Very broadly, a traditional non-European nation is marked by a closely administered centre and in concentric circles, a progressive loosening of the nation’s administrative grip occurs till it comes to the frontiers where the administration virtually disappears and becomes the frontiers of another nation. In the European nation-state model, the centre and the borders are administered with equal intensity, and often the borders are guarded and administered more closely than even the centre. No ambiguity is allowed to remain over lands belonging to different nation-states.
It is true that even when modern boundaries were still alien to the Northeast indigenous world, conflicts over territory were not entirely unknown. But these conflicts were not as acute, for the understanding of territory was more notional than concrete. A community may come to see a certain strip of forest, hillside or lake as its domain, but since there are no hard boundaries to define where the forest or hillside ended, overlaps of notional territorial domains with other indigenous communities were tolerated much more. Moreover, in much of the indigenous world still untouched by modern commerce, territory was more about belonging than possession; therefore, the absence of contradiction when the same strips of land were part of the heritage of many different tribes.
However, when this notion of ‘belonging’ and attachment to land comes to transform to ‘possession’ in the modern sense, trouble can be foretold. The difference is, while many can have a sense of belonging and love for any particular piece of land, when this attachment comes to be interpreted in terms of ‘possession’, only one can have it; therefore the frictions.
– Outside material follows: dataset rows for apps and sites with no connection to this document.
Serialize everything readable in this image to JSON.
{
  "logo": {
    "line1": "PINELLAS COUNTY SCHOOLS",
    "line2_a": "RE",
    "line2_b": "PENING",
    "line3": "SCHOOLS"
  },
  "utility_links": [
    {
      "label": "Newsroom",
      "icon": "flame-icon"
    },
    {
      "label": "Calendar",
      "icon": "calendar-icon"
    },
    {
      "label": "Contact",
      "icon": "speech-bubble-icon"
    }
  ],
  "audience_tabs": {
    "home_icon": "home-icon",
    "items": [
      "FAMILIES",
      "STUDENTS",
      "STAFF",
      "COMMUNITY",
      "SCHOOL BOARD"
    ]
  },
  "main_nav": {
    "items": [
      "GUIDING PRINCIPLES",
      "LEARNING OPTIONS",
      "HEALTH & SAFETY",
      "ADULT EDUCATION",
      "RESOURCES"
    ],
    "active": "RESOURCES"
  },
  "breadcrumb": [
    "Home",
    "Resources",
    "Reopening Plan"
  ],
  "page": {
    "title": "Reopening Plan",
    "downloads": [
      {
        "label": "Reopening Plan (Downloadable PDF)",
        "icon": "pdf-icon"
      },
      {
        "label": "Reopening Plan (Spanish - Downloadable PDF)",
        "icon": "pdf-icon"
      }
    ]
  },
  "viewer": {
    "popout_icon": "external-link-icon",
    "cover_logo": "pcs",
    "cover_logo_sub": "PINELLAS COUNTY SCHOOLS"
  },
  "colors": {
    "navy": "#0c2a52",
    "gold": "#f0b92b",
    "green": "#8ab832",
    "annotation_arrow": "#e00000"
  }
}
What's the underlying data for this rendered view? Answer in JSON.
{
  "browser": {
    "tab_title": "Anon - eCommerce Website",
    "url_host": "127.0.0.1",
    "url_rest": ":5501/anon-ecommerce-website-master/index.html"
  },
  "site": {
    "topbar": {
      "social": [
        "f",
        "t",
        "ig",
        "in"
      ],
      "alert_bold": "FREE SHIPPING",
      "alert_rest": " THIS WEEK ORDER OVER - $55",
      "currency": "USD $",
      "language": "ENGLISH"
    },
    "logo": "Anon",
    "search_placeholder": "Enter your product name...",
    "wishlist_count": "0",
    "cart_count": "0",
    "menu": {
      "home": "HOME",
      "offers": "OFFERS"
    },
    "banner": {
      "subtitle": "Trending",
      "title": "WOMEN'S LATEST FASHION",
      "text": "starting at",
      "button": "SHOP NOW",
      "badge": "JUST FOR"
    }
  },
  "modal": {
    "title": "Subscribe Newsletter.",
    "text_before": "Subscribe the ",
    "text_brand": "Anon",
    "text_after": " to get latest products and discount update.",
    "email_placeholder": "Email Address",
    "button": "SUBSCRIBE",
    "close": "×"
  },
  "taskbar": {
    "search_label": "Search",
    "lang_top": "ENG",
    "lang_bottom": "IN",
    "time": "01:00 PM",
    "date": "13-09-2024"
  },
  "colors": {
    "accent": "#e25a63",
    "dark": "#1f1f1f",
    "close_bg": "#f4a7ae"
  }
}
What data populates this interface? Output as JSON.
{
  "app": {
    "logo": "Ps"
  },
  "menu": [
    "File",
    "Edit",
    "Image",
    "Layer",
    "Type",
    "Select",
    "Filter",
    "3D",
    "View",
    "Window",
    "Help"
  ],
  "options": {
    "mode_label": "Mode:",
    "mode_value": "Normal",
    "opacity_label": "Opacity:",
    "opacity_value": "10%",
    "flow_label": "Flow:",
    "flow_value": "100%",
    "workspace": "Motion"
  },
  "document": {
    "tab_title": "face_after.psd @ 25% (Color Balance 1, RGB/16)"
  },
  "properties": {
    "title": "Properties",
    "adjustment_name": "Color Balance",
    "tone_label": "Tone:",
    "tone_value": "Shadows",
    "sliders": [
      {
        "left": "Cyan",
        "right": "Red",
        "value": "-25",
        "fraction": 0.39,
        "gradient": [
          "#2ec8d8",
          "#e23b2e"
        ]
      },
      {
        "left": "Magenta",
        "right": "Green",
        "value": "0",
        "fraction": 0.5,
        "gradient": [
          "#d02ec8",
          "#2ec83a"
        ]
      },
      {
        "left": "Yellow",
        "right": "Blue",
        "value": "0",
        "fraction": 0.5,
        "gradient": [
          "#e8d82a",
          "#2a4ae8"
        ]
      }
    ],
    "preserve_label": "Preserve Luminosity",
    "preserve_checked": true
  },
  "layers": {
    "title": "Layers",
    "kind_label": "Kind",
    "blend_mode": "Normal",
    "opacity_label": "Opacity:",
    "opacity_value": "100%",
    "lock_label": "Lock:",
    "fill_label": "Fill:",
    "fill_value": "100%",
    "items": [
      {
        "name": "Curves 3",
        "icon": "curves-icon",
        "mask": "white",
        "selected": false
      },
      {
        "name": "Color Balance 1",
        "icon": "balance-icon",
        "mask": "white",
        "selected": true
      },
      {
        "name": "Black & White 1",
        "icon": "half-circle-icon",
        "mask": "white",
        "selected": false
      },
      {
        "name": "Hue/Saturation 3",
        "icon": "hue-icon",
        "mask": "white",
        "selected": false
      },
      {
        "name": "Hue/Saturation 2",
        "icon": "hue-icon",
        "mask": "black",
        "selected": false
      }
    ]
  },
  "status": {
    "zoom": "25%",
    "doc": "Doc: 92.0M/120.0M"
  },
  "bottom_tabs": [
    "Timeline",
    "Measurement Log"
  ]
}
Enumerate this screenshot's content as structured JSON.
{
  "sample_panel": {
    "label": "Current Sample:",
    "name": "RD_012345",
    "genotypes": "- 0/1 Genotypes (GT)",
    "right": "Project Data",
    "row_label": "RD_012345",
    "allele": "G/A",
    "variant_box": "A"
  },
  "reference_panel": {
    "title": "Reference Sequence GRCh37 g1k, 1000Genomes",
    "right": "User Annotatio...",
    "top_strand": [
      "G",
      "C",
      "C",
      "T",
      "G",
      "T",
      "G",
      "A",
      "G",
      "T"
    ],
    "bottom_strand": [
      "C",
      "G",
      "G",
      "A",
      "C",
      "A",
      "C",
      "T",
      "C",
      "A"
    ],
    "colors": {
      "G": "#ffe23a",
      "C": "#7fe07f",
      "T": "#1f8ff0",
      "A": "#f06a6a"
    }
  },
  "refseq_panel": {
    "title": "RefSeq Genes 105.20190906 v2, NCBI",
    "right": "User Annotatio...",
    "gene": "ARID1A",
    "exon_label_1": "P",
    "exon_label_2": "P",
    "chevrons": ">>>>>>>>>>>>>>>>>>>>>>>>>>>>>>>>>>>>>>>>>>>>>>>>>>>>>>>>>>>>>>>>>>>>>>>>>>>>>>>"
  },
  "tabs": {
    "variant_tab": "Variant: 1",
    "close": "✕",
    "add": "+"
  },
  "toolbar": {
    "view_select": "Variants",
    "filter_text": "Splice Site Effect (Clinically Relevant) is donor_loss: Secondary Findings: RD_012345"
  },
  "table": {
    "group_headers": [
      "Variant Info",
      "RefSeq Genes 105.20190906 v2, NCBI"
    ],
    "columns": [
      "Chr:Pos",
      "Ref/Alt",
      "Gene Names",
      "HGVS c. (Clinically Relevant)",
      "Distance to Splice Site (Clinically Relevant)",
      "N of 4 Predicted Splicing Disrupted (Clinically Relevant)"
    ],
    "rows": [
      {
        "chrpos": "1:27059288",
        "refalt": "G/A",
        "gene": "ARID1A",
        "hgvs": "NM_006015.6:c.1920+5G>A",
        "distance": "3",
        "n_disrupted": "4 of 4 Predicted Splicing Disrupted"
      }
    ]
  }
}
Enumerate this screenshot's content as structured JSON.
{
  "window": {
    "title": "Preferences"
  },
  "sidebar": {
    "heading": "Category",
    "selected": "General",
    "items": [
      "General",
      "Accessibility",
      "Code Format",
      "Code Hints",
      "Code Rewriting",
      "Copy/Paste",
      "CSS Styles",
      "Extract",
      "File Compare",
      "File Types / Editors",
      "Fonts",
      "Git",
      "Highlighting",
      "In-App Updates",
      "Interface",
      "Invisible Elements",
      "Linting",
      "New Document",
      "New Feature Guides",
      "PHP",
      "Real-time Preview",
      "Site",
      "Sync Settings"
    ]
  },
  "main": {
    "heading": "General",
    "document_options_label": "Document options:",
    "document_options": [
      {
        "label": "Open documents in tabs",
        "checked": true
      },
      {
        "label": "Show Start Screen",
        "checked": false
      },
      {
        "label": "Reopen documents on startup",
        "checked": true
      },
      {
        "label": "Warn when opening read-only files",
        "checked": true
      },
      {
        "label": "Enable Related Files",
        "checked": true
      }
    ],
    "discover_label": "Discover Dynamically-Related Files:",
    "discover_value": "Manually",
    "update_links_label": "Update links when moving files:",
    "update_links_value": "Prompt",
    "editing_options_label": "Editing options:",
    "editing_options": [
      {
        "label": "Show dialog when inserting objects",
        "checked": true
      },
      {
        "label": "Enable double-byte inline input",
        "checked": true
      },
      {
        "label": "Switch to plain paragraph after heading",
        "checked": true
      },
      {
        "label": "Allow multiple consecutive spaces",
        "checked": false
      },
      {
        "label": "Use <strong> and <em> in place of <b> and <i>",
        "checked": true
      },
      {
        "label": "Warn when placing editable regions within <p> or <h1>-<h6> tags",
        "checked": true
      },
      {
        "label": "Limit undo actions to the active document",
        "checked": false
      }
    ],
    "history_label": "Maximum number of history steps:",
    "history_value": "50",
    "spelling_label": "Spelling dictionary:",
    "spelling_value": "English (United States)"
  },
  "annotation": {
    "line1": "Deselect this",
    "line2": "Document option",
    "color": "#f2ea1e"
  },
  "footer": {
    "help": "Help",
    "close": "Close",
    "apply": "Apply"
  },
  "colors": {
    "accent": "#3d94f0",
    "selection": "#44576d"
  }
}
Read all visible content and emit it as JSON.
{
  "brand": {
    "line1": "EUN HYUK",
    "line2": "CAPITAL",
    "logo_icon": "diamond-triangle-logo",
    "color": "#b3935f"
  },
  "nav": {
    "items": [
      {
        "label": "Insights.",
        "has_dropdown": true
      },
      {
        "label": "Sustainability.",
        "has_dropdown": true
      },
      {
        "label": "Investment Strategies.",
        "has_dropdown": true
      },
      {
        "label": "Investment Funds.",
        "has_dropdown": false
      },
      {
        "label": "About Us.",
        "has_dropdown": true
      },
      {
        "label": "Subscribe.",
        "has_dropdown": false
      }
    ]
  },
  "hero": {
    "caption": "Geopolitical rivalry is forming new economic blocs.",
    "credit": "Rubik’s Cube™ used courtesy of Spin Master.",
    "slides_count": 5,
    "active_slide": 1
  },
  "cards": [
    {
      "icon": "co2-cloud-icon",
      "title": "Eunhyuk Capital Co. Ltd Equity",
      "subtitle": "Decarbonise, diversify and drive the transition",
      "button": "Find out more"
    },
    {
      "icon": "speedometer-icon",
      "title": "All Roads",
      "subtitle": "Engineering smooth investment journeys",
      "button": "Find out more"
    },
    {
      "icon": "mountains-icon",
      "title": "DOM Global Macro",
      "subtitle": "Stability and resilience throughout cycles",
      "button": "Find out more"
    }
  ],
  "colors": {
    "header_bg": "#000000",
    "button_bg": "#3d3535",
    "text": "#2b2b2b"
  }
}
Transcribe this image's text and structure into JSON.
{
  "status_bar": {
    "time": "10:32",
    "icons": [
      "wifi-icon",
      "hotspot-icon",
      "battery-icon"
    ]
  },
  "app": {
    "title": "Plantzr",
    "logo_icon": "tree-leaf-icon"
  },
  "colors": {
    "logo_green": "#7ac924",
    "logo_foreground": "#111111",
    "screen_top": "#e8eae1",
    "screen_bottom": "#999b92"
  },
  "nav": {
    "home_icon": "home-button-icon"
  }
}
British economist E F Schumacher anticipated such troubles beautifully in his 1973 classic ‘Small is Beautiful’, where he saw symptoms of a destructive pathology in terms like ‘exploit’ in defining human relations with earth’s mineral deposits.
Another arena: A contest for ownership of a beautiful but uninhabited high altitude valley, Dzuko, right on the border of Nagaland and Manipur as well for an adjacent strip of forest, referred to as Kezoltsa or Koziirii or Kazing or Dzukou by the different tribes living in its vicinity—Southern Angamis, Mao, Maram and Zeliangrong—is a case in point. The contest is not so much between the two states, though there is a modern boundary drawn using the cartographic standard of river as border. So officially, a rivulet that runs across the valley is considered the boundary. This leaves the valley split between the two states. Communities in the valley’s vicinity however see things differently, and periodic frictions result.
It is now time for the indigenous world to redefine their notion of territory. We have to take as much of the modern understanding of a boundary as it suits administrative efficiency, but also retain those non-conflicting attributes from the traditional notion of land-people relationship to ensure these boundary conflicts are put to rest.
True natural heritages should belong to the entire world. Dzuko should be allowed to be one such too. It cannot be good for the valley or for anybody if it were to be exclusively owned by any one party. The best way forward would be for the valley to be left alone so it can, in its isolation, remain beautiful forever. The communities lucky to be born on its laps can then be custodians, not owners of it. They can all reap the harvest of the popularity of the place together by being its joint keepers, without thinking of exploiting and hollowing it out for short-term benefits.
Editor of Imphal Review of Arts and Politics